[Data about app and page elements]

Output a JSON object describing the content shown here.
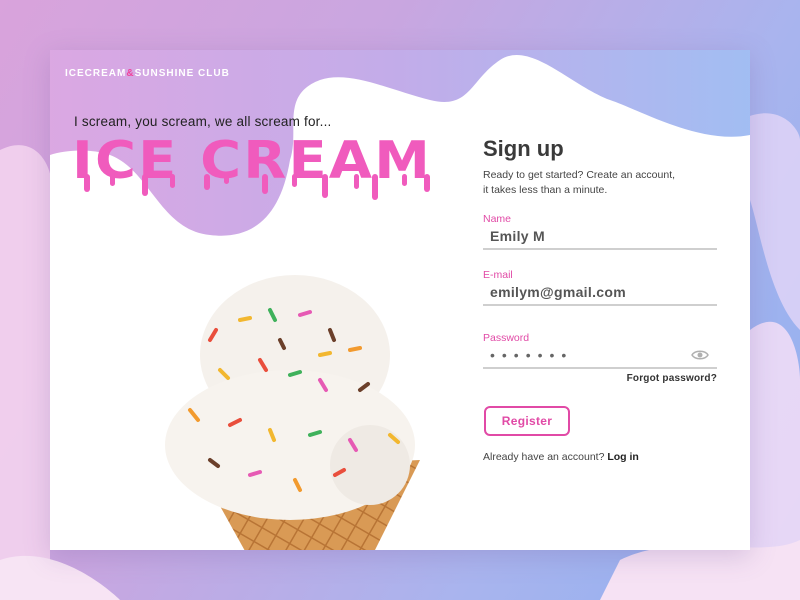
{
  "brand": {
    "part1": "ICECREAM",
    "amp": "&",
    "part2": "SUNSHINE CLUB"
  },
  "hero": {
    "tagline": "I scream, you scream, we all scream for...",
    "title": "ICE CREAM",
    "image": "ice-cream-cone-with-sprinkles"
  },
  "form": {
    "title": "Sign up",
    "subtitle": "Ready to get started? Create an account, it takes less than a minute.",
    "name_label": "Name",
    "name_value": "Emily M",
    "email_label": "E-mail",
    "email_value": "emilym@gmail.com",
    "password_label": "Password",
    "password_mask": "•••••••",
    "password_icon": "eye-icon",
    "forgot_label": "Forgot password?",
    "register_label": "Register",
    "login_prompt": "Already have an account?",
    "login_link": "Log in"
  },
  "colors": {
    "accent": "#e14aa6",
    "title_pink": "#f05bbd",
    "card": "#ffffff"
  }
}
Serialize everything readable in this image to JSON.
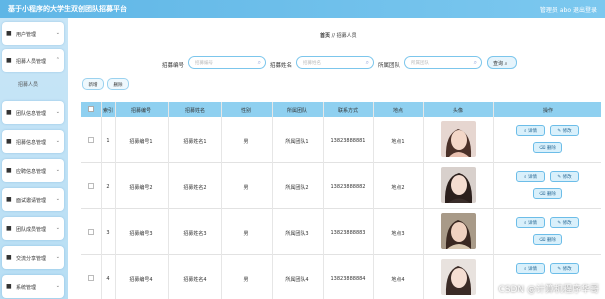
{
  "header": {
    "title": "基于小程序的大学生双创团队招募平台",
    "user_label": "管理员 abo",
    "logout": "退出登录"
  },
  "sidebar": {
    "items": [
      {
        "label": "用户管理",
        "icon": "folder-icon"
      },
      {
        "label": "招募人员管理",
        "icon": "folder-icon",
        "open": true,
        "sub": "招募人员"
      },
      {
        "label": "团队信息管理",
        "icon": "folder-icon"
      },
      {
        "label": "招募信息管理",
        "icon": "folder-icon"
      },
      {
        "label": "应聘信息管理",
        "icon": "folder-icon"
      },
      {
        "label": "面试邀请管理",
        "icon": "folder-icon"
      },
      {
        "label": "团队成员管理",
        "icon": "folder-icon"
      },
      {
        "label": "交流分享管理",
        "icon": "folder-icon"
      },
      {
        "label": "系统管理",
        "icon": "folder-icon"
      }
    ]
  },
  "breadcrumb": {
    "home": "首页",
    "sep": "//",
    "current": "招募人员"
  },
  "search": {
    "fields": [
      {
        "label": "招募编号",
        "placeholder": "招募编号"
      },
      {
        "label": "招募姓名",
        "placeholder": "招募姓名"
      },
      {
        "label": "所属团队",
        "placeholder": "所属团队"
      }
    ],
    "button": "查询"
  },
  "actions": {
    "add": "新增",
    "delete": "删除"
  },
  "table": {
    "headers": [
      "索引",
      "招募编号",
      "招募姓名",
      "性别",
      "所属团队",
      "联系方式",
      "地点",
      "头像",
      "操作"
    ],
    "rows": [
      {
        "index": "1",
        "code": "招募编号1",
        "name": "招募姓名1",
        "gender": "男",
        "team": "所属团队1",
        "phone": "13823888881",
        "place": "地点1"
      },
      {
        "index": "2",
        "code": "招募编号2",
        "name": "招募姓名2",
        "gender": "男",
        "team": "所属团队2",
        "phone": "13823888882",
        "place": "地点2"
      },
      {
        "index": "3",
        "code": "招募编号3",
        "name": "招募姓名3",
        "gender": "男",
        "team": "所属团队3",
        "phone": "13823888883",
        "place": "地点3"
      },
      {
        "index": "4",
        "code": "招募编号4",
        "name": "招募姓名4",
        "gender": "男",
        "team": "所属团队4",
        "phone": "13823888884",
        "place": "地点4"
      }
    ],
    "ops": {
      "detail": "详情",
      "edit": "修改",
      "delete": "删除"
    }
  },
  "watermark": "CSDN @计算机程序华哥",
  "colors": {
    "header": "#6fc0ea",
    "sidebar": "#c4e4f6",
    "table_header": "#8fd0f0",
    "accent": "#6cbde8"
  }
}
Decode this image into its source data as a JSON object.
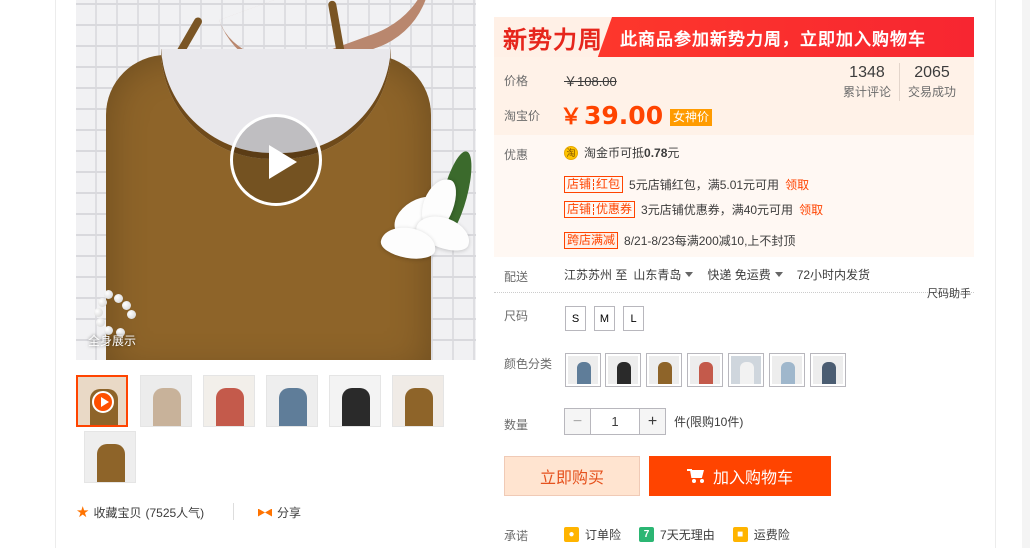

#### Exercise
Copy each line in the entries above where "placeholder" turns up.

#### Exercise solution
        "placeholder": "招募编号"
        "placeholder": "招募姓名"
        "placeholder": "所属团队"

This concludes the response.